An ethnographic study involving nine focus group discussions (FGD), 12 key informant interviews (KII) and seven participatory workshops were carried out on Tanna Island, Vanuatu. Villages in areas of high and low malaria transmission risk were selected. Four ni-Vanuatu research officers, including two from Tanna, were trained and employed to conduct the research. Data underwent thematic analysis to examine treatment-seeking behaviour and community perceptions of malaria.


Malaria was perceived to be a serious, but relatively new condition, and in most communities, identified as being apparent only after independence in 1980. Severe fever in the presence of other key symptoms triggered a diagnosis of malaria by individuals. Use of traditional or home practices was common: perceived vulnerability of patient and previous experience with malaria impacted on the time taken to seek treatment at a health facility. Barriers to health care access and reasons for delay in care-seeking included the availability of health worker and poor community infrastructure.

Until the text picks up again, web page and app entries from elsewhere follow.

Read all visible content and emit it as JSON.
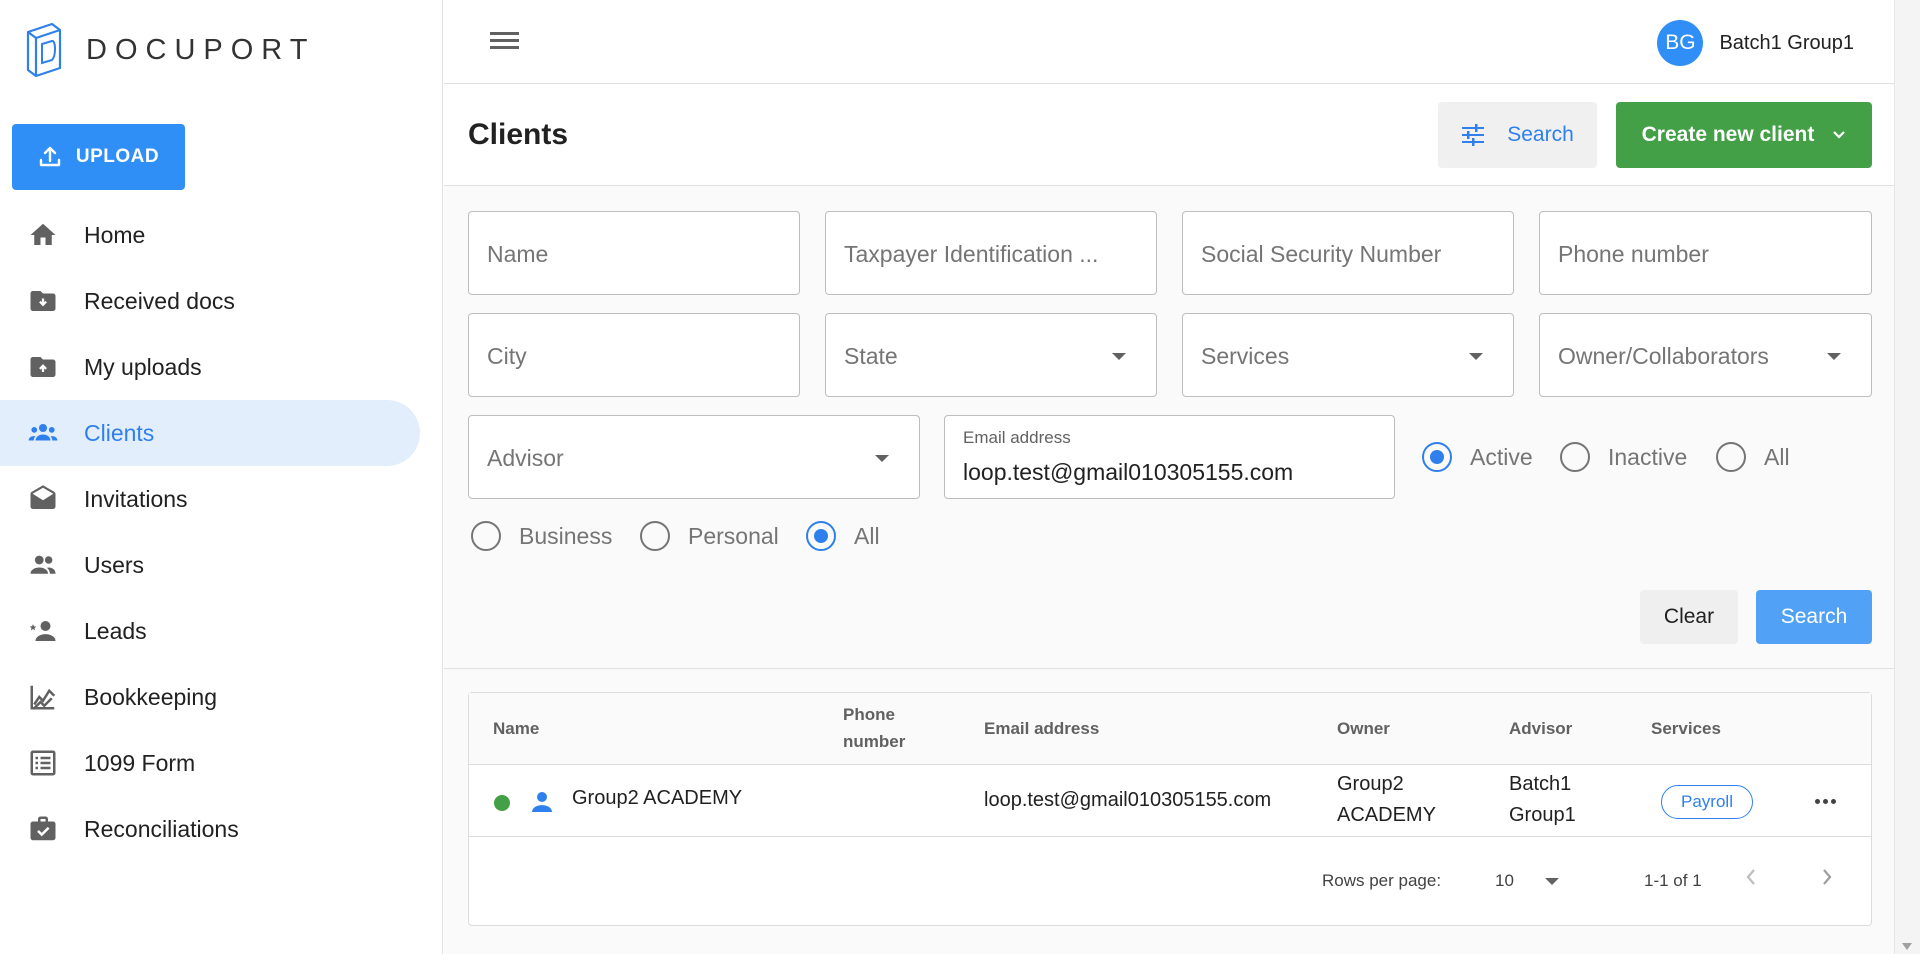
{
  "app": {
    "logo_text": "DOCUPORT"
  },
  "sidebar": {
    "upload_label": "UPLOAD",
    "items": [
      {
        "label": "Home",
        "icon": "home-icon",
        "active": false
      },
      {
        "label": "Received docs",
        "icon": "folder-download-icon",
        "active": false
      },
      {
        "label": "My uploads",
        "icon": "folder-upload-icon",
        "active": false
      },
      {
        "label": "Clients",
        "icon": "people-icon",
        "active": true
      },
      {
        "label": "Invitations",
        "icon": "envelope-open-icon",
        "active": false
      },
      {
        "label": "Users",
        "icon": "users-icon",
        "active": false
      },
      {
        "label": "Leads",
        "icon": "lead-star-person-icon",
        "active": false
      },
      {
        "label": "Bookkeeping",
        "icon": "chart-line-icon",
        "active": false
      },
      {
        "label": "1099 Form",
        "icon": "form-list-icon",
        "active": false
      },
      {
        "label": "Reconciliations",
        "icon": "briefcase-check-icon",
        "active": false
      }
    ]
  },
  "header": {
    "avatar_initials": "BG",
    "user_name": "Batch1 Group1"
  },
  "page": {
    "title": "Clients",
    "filter_button": "Search",
    "create_button": "Create new client"
  },
  "filters": {
    "name_placeholder": "Name",
    "tin_placeholder": "Taxpayer Identification ...",
    "ssn_placeholder": "Social Security Number",
    "phone_placeholder": "Phone number",
    "city_placeholder": "City",
    "state_placeholder": "State",
    "services_placeholder": "Services",
    "owner_placeholder": "Owner/Collaborators",
    "advisor_placeholder": "Advisor",
    "email_label": "Email address",
    "email_value": "loop.test@gmail010305155.com",
    "status_options": [
      "Active",
      "Inactive",
      "All"
    ],
    "status_selected": "Active",
    "type_options": [
      "Business",
      "Personal",
      "All"
    ],
    "type_selected": "All",
    "clear_label": "Clear",
    "search_label": "Search"
  },
  "table": {
    "headers": {
      "name": "Name",
      "phone_line1": "Phone",
      "phone_line2": "number",
      "email": "Email address",
      "owner": "Owner",
      "advisor": "Advisor",
      "services": "Services"
    },
    "rows": [
      {
        "status": "active",
        "status_color": "#43a047",
        "name": "Group2 ACADEMY",
        "phone": "",
        "email": "loop.test@gmail010305155.com",
        "owner_line1": "Group2",
        "owner_line2": "ACADEMY",
        "advisor_line1": "Batch1",
        "advisor_line2": "Group1",
        "service": "Payroll"
      }
    ],
    "pagination": {
      "rows_per_page_label": "Rows per page:",
      "rows_per_page": "10",
      "range": "1-1 of 1"
    }
  },
  "colors": {
    "primary": "#2f8ff7",
    "create": "#43a047",
    "active_nav_bg": "#e3eefc"
  }
}
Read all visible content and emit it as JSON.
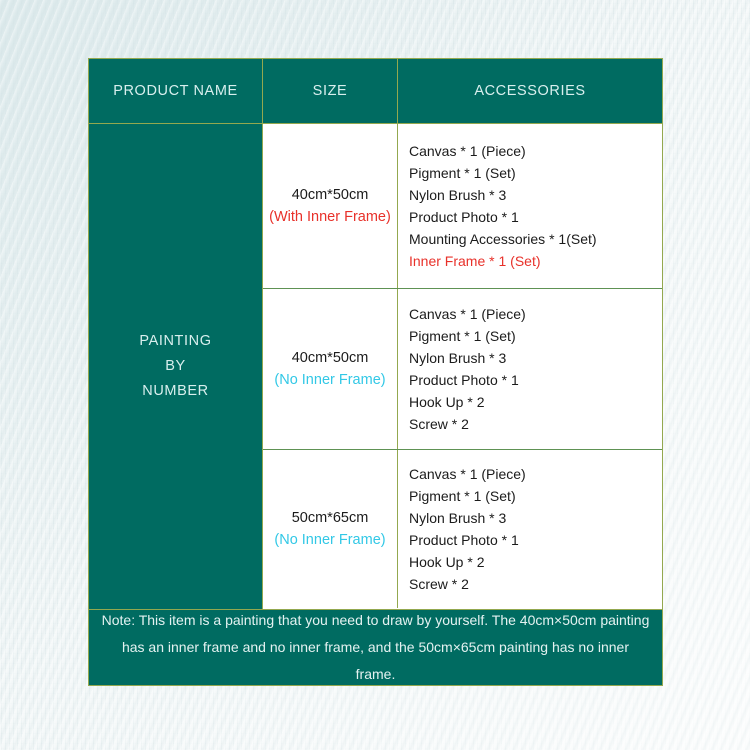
{
  "table": {
    "headers": {
      "product_name": "PRODUCT NAME",
      "size": "SIZE",
      "accessories": "ACCESSORIES"
    },
    "product_name": {
      "line1": "PAINTING",
      "line2": "BY",
      "line3": "NUMBER"
    },
    "rows": [
      {
        "size_dimension": "40cm*50cm",
        "size_note": "(With Inner Frame)",
        "size_note_color": "#e8312a",
        "accessories": [
          {
            "text": "Canvas * 1 (Piece)",
            "color": "#1b1b1b"
          },
          {
            "text": "Pigment * 1 (Set)",
            "color": "#1b1b1b"
          },
          {
            "text": "Nylon Brush * 3",
            "color": "#1b1b1b"
          },
          {
            "text": "Product Photo * 1",
            "color": "#1b1b1b"
          },
          {
            "text": "Mounting Accessories * 1(Set)",
            "color": "#1b1b1b"
          },
          {
            "text": "Inner Frame * 1 (Set)",
            "color": "#e8312a"
          }
        ]
      },
      {
        "size_dimension": "40cm*50cm",
        "size_note": "(No Inner Frame)",
        "size_note_color": "#32c8e6",
        "accessories": [
          {
            "text": "Canvas * 1 (Piece)",
            "color": "#1b1b1b"
          },
          {
            "text": "Pigment * 1 (Set)",
            "color": "#1b1b1b"
          },
          {
            "text": "Nylon Brush * 3",
            "color": "#1b1b1b"
          },
          {
            "text": "Product Photo * 1",
            "color": "#1b1b1b"
          },
          {
            "text": "Hook Up * 2",
            "color": "#1b1b1b"
          },
          {
            "text": "Screw * 2",
            "color": "#1b1b1b"
          }
        ]
      },
      {
        "size_dimension": "50cm*65cm",
        "size_note": "(No Inner Frame)",
        "size_note_color": "#32c8e6",
        "accessories": [
          {
            "text": "Canvas * 1 (Piece)",
            "color": "#1b1b1b"
          },
          {
            "text": "Pigment * 1 (Set)",
            "color": "#1b1b1b"
          },
          {
            "text": "Nylon Brush * 3",
            "color": "#1b1b1b"
          },
          {
            "text": "Product Photo * 1",
            "color": "#1b1b1b"
          },
          {
            "text": "Hook Up * 2",
            "color": "#1b1b1b"
          },
          {
            "text": "Screw * 2",
            "color": "#1b1b1b"
          }
        ]
      }
    ],
    "note": "Note: This item is a painting that you need to draw by yourself. The 40cm×50cm painting has an inner frame and no inner frame, and the 50cm×65cm painting has no inner frame."
  },
  "colors": {
    "teal": "#006b61",
    "olive_border": "#93a84f",
    "inner_border": "#5e9253",
    "header_text": "#d8efee",
    "red": "#e8312a",
    "cyan": "#32c8e6",
    "body_text": "#1b1b1b"
  }
}
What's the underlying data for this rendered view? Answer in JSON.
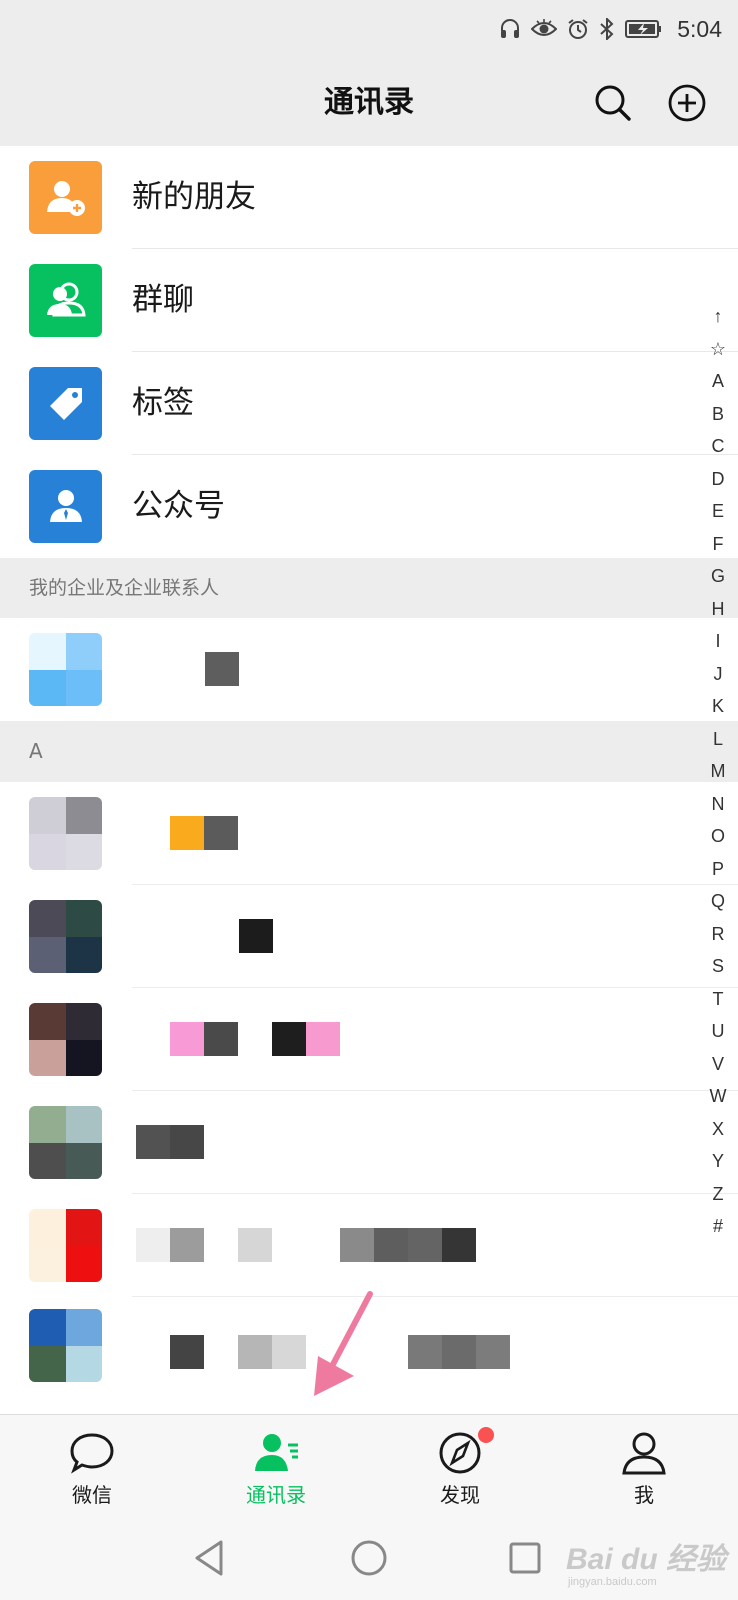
{
  "status_bar": {
    "time": "5:04",
    "icons": [
      "headset-icon",
      "eye-icon",
      "alarm-icon",
      "bluetooth-icon",
      "battery-charging-icon"
    ]
  },
  "header": {
    "title": "通讯录",
    "actions": [
      "search-icon",
      "add-circle-icon"
    ]
  },
  "functions": [
    {
      "label": "新的朋友",
      "icon": "add-friend-icon",
      "color": "#fa9d3b"
    },
    {
      "label": "群聊",
      "icon": "group-chat-icon",
      "color": "#07c160"
    },
    {
      "label": "标签",
      "icon": "tag-icon",
      "color": "#2782d7"
    },
    {
      "label": "公众号",
      "icon": "official-account-icon",
      "color": "#2782d7"
    }
  ],
  "sections": {
    "enterprise": "我的企业及企业联系人",
    "a": "A"
  },
  "index_bar": [
    "↑",
    "☆",
    "A",
    "B",
    "C",
    "D",
    "E",
    "F",
    "G",
    "H",
    "I",
    "J",
    "K",
    "L",
    "M",
    "N",
    "O",
    "P",
    "Q",
    "R",
    "S",
    "T",
    "U",
    "V",
    "W",
    "X",
    "Y",
    "Z",
    "#"
  ],
  "tabs": [
    {
      "label": "微信",
      "icon": "chat-bubble-icon",
      "active": false
    },
    {
      "label": "通讯录",
      "icon": "contacts-icon",
      "active": true
    },
    {
      "label": "发现",
      "icon": "compass-icon",
      "active": false,
      "badge": true
    },
    {
      "label": "我",
      "icon": "person-icon",
      "active": false
    }
  ],
  "navbar": [
    "back-triangle-icon",
    "home-circle-icon",
    "recents-square-icon"
  ],
  "watermark": {
    "main": "Bai du 经验",
    "sub": "jingyan.baidu.com"
  },
  "colors": {
    "accent": "#07c160",
    "header_bg": "#ededed",
    "badge": "#fa5151",
    "annotation": "#ef7aa0"
  }
}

Due to programme success of achieving low malaria transmission, Tafea province has been identified for elimination of malaria by 2012 in the Government of Vanuatu Malaria Action Plans (MAP). An effective malaria elimination programme requires interactions between the community and its leaders, malaria workers and health providers for success in diagnosis and prompt treatment. As malaria becomes more uncommon, utilizing unique motivators for communities to seek early diagnosis and treatment is important, particularly as other health conditions that cause fevers become increasingly more common. The design of these interventions are dependent upon robust understanding of community perceptions of disease, and the evolving nature of these perceptions.